1,4-Dioxane is a contaminant from the manufacturing process to make the foaming agents in bubble baths and shampoos (a process called ethoxylation). In high doses, 1,4-Dioxane is a probable human carcinogen, a known eye and respiratory tract irritant, and is suspected of causing damage to the central nervous system, liver and kidneys. Yep, those beautiful bubbles you coat your child with may contain a carcinogen and promote the formation of tumors on the skin. This chemical will not be listed on the ingredient list as it is a contaminant. Disturbingly, a number of recent studies have found 1,4-Dioxane in both conventional and “natural” bubble baths.
Formaldehyde and its family of chemicals (including DMDM Hydantoin, Diazolidinyl urea, 3-diol Imidazolidinyl urea, Quaternium-15, Nitropropane-1, Formalin, Methanal, Methyl aldehyde, Methylene oxide, Morbicid acid, and Oxymethylene) show up in some bubble baths, hand soaps, shampoos, and shower gels. DMDM Hydantoin is an allergan that forms cancer-causing chemicals. Other formaldehydes are suspected carcinogens, cause allergic reactions and contact dermatitis, irritate mucous membranes, damage the eyes, and may cause immune system dysfunction.

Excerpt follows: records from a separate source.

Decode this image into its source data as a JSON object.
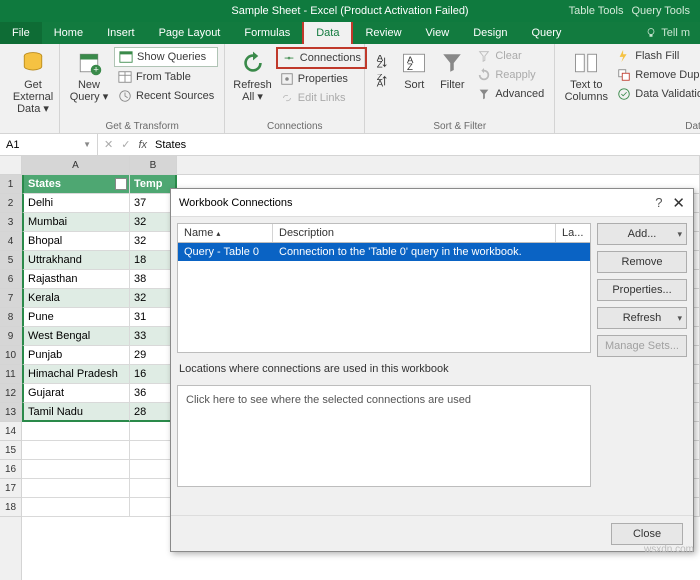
{
  "title": "Sample Sheet - Excel (Product Activation Failed)",
  "tooltabs": {
    "a": "Table Tools",
    "b": "Query Tools"
  },
  "tabs": {
    "file": "File",
    "home": "Home",
    "insert": "Insert",
    "pagelayout": "Page Layout",
    "formulas": "Formulas",
    "data": "Data",
    "review": "Review",
    "view": "View",
    "design": "Design",
    "query": "Query",
    "tellme": "Tell m"
  },
  "ribbon": {
    "getdata": "Get External Data ▾",
    "newquery": "New Query ▾",
    "showqueries": "Show Queries",
    "fromtable": "From Table",
    "recentsources": "Recent Sources",
    "gettransform": "Get & Transform",
    "refreshall": "Refresh All ▾",
    "connections": "Connections",
    "properties": "Properties",
    "editlinks": "Edit Links",
    "conngroup": "Connections",
    "sort": "Sort",
    "filter": "Filter",
    "clear": "Clear",
    "reapply": "Reapply",
    "advanced": "Advanced",
    "sortfilter": "Sort & Filter",
    "texttocolumns": "Text to Columns",
    "flashfill": "Flash Fill",
    "removedupl": "Remove Dupl",
    "datavalidation": "Data Validation",
    "datatools": "Data T"
  },
  "namebox": "A1",
  "formula": "States",
  "cols": {
    "A": "A",
    "B": "B"
  },
  "table": {
    "headers": {
      "a": "States",
      "b": "Temp"
    },
    "rows": [
      {
        "a": "Delhi",
        "b": "37"
      },
      {
        "a": "Mumbai",
        "b": "32"
      },
      {
        "a": "Bhopal",
        "b": "32"
      },
      {
        "a": "Uttrakhand",
        "b": "18"
      },
      {
        "a": "Rajasthan",
        "b": "38"
      },
      {
        "a": "Kerala",
        "b": "32"
      },
      {
        "a": "Pune",
        "b": "31"
      },
      {
        "a": "West Bengal",
        "b": "33"
      },
      {
        "a": "Punjab",
        "b": "29"
      },
      {
        "a": "Himachal Pradesh",
        "b": "16"
      },
      {
        "a": "Gujarat",
        "b": "36"
      },
      {
        "a": "Tamil Nadu",
        "b": "28"
      }
    ]
  },
  "dialog": {
    "title": "Workbook Connections",
    "cols": {
      "name": "Name",
      "desc": "Description",
      "la": "La..."
    },
    "row": {
      "name": "Query - Table 0",
      "desc": "Connection to the 'Table 0' query in the workbook."
    },
    "loclabel": "Locations where connections are used in this workbook",
    "lochint": "Click here to see where the selected connections are used",
    "btns": {
      "add": "Add...",
      "remove": "Remove",
      "properties": "Properties...",
      "refresh": "Refresh",
      "manage": "Manage Sets...",
      "close": "Close"
    }
  },
  "watermark": "wsxdn.com"
}
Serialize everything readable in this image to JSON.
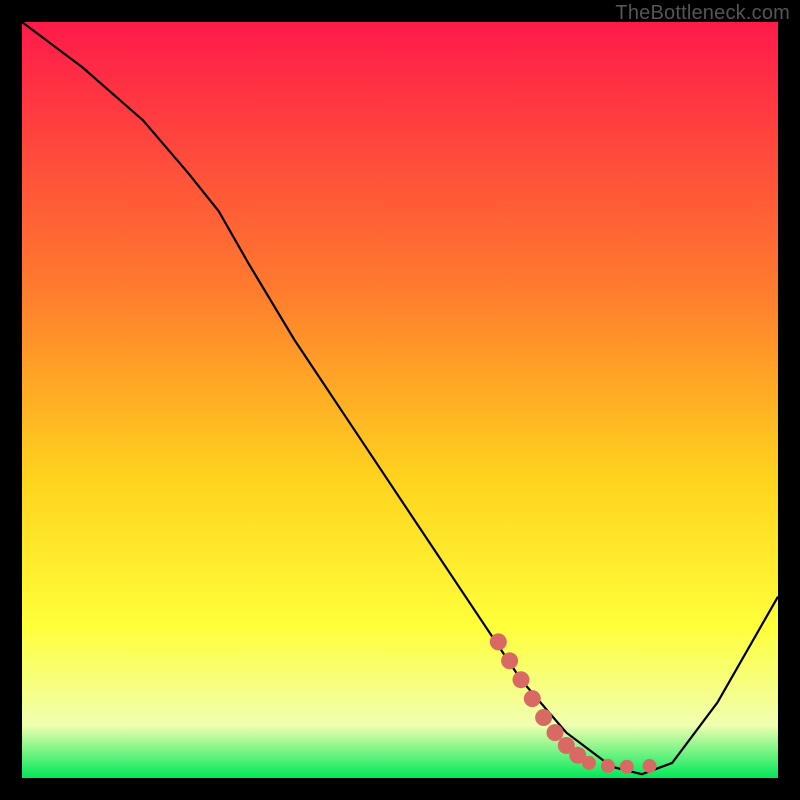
{
  "watermark": "TheBottleneck.com",
  "colors": {
    "curve": "#000000",
    "marker": "#d96a63",
    "gradient_top": "#ff1a4a",
    "gradient_mid1": "#ff7a2e",
    "gradient_mid2": "#ffd21e",
    "gradient_mid3": "#ffff3a",
    "gradient_mid4": "#f0ffb0",
    "gradient_bottom": "#00e85a"
  },
  "chart_data": {
    "type": "line",
    "title": "",
    "xlabel": "",
    "ylabel": "",
    "xlim": [
      0,
      100
    ],
    "ylim": [
      0,
      100
    ],
    "curve": [
      {
        "x": 0,
        "y": 100
      },
      {
        "x": 8,
        "y": 94
      },
      {
        "x": 16,
        "y": 87
      },
      {
        "x": 22,
        "y": 80
      },
      {
        "x": 26,
        "y": 75
      },
      {
        "x": 30,
        "y": 68
      },
      {
        "x": 36,
        "y": 58
      },
      {
        "x": 44,
        "y": 46
      },
      {
        "x": 52,
        "y": 34
      },
      {
        "x": 60,
        "y": 22
      },
      {
        "x": 66,
        "y": 13
      },
      {
        "x": 72,
        "y": 6
      },
      {
        "x": 78,
        "y": 1.5
      },
      {
        "x": 82,
        "y": 0.5
      },
      {
        "x": 86,
        "y": 2
      },
      {
        "x": 92,
        "y": 10
      },
      {
        "x": 100,
        "y": 24
      }
    ],
    "markers": [
      {
        "x": 63,
        "y": 18
      },
      {
        "x": 64.5,
        "y": 15.5
      },
      {
        "x": 66,
        "y": 13
      },
      {
        "x": 67.5,
        "y": 10.5
      },
      {
        "x": 69,
        "y": 8
      },
      {
        "x": 70.5,
        "y": 6
      },
      {
        "x": 72,
        "y": 4.3
      },
      {
        "x": 73.5,
        "y": 3
      },
      {
        "x": 75,
        "y": 2
      },
      {
        "x": 77.5,
        "y": 1.6
      },
      {
        "x": 80,
        "y": 1.5
      },
      {
        "x": 83,
        "y": 1.6
      }
    ]
  }
}
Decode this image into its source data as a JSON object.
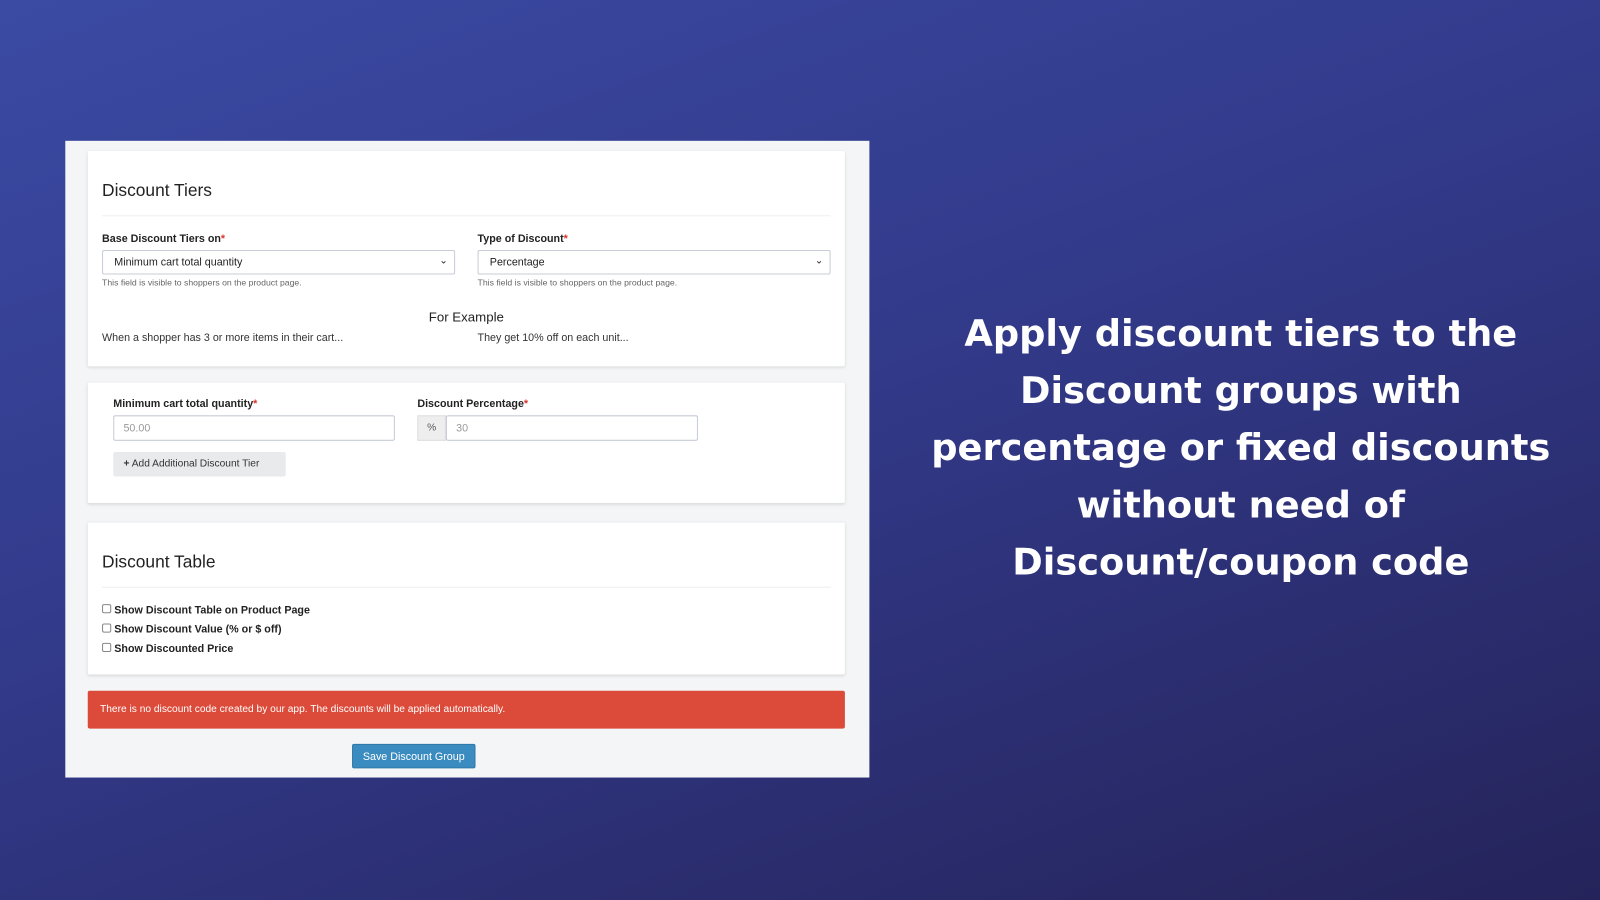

Phthalates are often found in fragrances and plastic toys (so they aren’t listed on the label). Babies smell amazing on their own. They don’t need perfume! Di-n-butyl phthalate (DBP) and di(2-ehtylhexyl) phthalate (DEHP) are of particular concern. Phthalates are endocrine disrupting chemicals and have been linked to birth defects, premature breast developments, lowered sperm counts, testicular injury, damage to reproductive organs, and lung, liver and kidney cancer. Phthalates can also alter the development of the male reproductive system. What’s not to like?!
Cocamide DEA and Lauramide DEA, derivatives of Diethanolamine (DEA), triethanolamine (TEA), amonoethanolamine (MEA), are used as emulsifiers, pH adjusters, preservatives, and foaming agents added to coconut oils. These chemicals have been linked to hormone disruption, to liver and kidney cancer, as an irritant to hair and skin, corrosive to eyes, and they can also react with other chemicals to form carcinogenic nitrosamines. They are often found in baby shampoos, soaps, sunscreens, talc.
Propylene Glycol (PG) and Butylene Glycol are found in baby lotions, baby washes, creams, and hand-wipes. PG has been linked to possible brain, liver, and kidney abnormalities, respiratory and throat irritation, central nervous system depression, pulmonary oedema, brain damage, hypoglycaemia, skin rashes and dermatitis.
Talc in baby powder. Chemical grade talcum powder has been found to be a carcinogen. Babies should not breathe talcum powder. (I know, I know. Your mom. My mom. Everybody’s mom covered their kids in this. We grew up thinking this is what babies smell like.) There is a link between use of talcum powder and ovarian cancer. Talc particles are similar to asbestos particles and data suggests that they can cause tumors in the lungs of lab animals. Also, if you need to use talc, make sure your brand has no preservatives, fragrance, or sodium borate.
Fluoride in toothpaste. Everyone knows the benefits of small doses of fluoride for your teeth. However, when ingested in high doses, fluoride is linked to bone cancer, and it is a neurotoxic agent that can discolor teeth. The American Dental Association recommends fluoride-free toothpaste for children under two, and I recommend fluoride-free toothpaste for all young children under five (who might still swallow some of the toothpaste each time they brush).
Parabens (such as methylparaben, propylparaben, butylparaben, and ethylparaben) are used as preservatives in babycare products. Parabens are skin irritants that have been linked to breast cancer, hormone disruption, estrogenic effects (mimicking natural estrogens that lead to cancer), and skin rashes.
To find safe, healthy products that do not contain these chemicals, visit: GoodGuide